Freeze Safely with the Right Tools
Before you get started, it is important to have the right supplies. Always use freezer safe containers, and don’t overfill. The container must be able to accommodate expansion from any liquid inside – more for juicy tomatoes and berries, less for carrots and greens, and none for broccoli and other things that don’t pack tight anyway. Label your freezer containers with the contents and the date of preservation. Check your freezer setting to store at 0°F for 9 to 12 months. It is best to freeze your harvest in a thin layer, such as in a vacuum-seal bag or zip-top bag, or spread on a cookie sheet to freeze before putting in a container. That way everything is quickly exposed to the freezing temperature rapidly, instead of cooling slowly inside a big block of food that can encourage the growth of harmful microorganisms. Once frozen, avoid making one huge stack of food in your freezer; instead, separate container layers with air space so that everything stays the correct temperature.
A Method for Every Veggie
Most veggies should be blanched before freezing. Blanching only takes a few minutes, and it helps to preserve the flavor, nutrients, and texture of your vegetables. It also helps to clean and sterilize the veggies so they don’t spoil in the freezer. To blanch your vegetables, boil a large enough pot of water to submerge them. Place the veggies in the boiling water for a brief time, and then remove and submerge in an ice bath for an equivalent time. The exact amount of time your veggies should be blanched can be found in this handy chart from the University of Georgia Cooperative Extension Service. For elevations over 5000 ft, add a minute to the blanching time. Herbs do not need blanched before freezing. To preserve fresh herbs, run them through a food processor to make a paste, and freeze in containers or as single servings in ice cube trays. You can also place whole leaves in ice cube trays with a tablespoon of water. Once frozen, move cubes to a freezer container. Frozen herbs are best used in hot recipes such as soups and stews; simply adjust the amount of water in the recipe to account for any used in the ice cube tray. Watch our video for more on how to freeze herbs. Fruits can typically be frozen straight from the garden, with little to no preparation required. Small fruits such as blueberries and raspberries just need washed. Strawberries and anything larger should be sliced. Be sure to remove the pits of stone fruits, cores of apples, and other inedible parts of fruits before freezing, as it is much more inconvenient to remove them later.
Taking Freezing a Step Further
If you are not in a hurry now, freezing also is a great way to preserve your harvest in a ready-to-use form to save time later:
- Herbs can be made into in sauce, such as pesto or chutney.
- Garlic paste – puree one part garlic to two parts olive oil. This will stay soft in the freezer, just scoop out what you need without defrosting the whole container.
- Stew tomatoes or make into spaghetti sauce or masala.
- Roasting veggies before freezing adds extra flavor. Roasted red pepper sauce is another way to prepare them before freezing.
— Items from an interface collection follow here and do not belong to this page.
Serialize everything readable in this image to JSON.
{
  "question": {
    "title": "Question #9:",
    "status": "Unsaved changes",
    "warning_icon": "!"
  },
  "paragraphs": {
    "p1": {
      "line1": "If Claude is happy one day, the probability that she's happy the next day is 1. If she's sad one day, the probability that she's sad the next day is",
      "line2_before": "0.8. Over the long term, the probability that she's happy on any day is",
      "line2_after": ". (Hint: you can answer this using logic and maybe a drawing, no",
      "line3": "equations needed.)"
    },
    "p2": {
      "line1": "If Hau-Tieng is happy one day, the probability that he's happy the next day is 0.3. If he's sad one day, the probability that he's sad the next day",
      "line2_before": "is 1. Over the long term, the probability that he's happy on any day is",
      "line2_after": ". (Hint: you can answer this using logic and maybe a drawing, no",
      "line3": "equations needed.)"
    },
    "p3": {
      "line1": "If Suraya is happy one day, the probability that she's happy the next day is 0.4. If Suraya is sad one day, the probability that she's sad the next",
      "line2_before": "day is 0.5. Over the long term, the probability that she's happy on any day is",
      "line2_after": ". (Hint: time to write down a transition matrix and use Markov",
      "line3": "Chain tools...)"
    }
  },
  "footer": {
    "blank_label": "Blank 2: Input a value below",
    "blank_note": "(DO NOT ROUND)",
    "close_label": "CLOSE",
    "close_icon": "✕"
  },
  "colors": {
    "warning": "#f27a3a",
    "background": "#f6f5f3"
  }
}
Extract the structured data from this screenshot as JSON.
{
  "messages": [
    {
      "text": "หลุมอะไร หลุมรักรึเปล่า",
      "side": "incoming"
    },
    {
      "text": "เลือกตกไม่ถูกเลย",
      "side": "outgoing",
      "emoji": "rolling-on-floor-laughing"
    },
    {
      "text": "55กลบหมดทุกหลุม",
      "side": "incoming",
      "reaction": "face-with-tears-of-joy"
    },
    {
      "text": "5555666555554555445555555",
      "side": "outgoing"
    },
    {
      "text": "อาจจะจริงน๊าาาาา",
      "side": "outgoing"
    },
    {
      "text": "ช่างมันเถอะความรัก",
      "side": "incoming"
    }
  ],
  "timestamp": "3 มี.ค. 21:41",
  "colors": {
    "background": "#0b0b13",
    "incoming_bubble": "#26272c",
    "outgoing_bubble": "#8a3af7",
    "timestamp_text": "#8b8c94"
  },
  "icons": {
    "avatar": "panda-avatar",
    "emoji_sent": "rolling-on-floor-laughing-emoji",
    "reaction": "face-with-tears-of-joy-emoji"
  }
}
- Pureed fruits can be preserved as popsicles or sorbets.
Don’t get overwhelmed when your harvest basket is overflowing… just freeze it!
For other tips on preserving garlic, see our Tip of the Week.
Martha, thanks for the idea, sounds cool! haha
Watermelon freezes well, too. Remove flesh from rind, put the flesh in a blender and blend into a liquid. Freeze in small containers and drink as soon as thawed. Great on a hot summer day!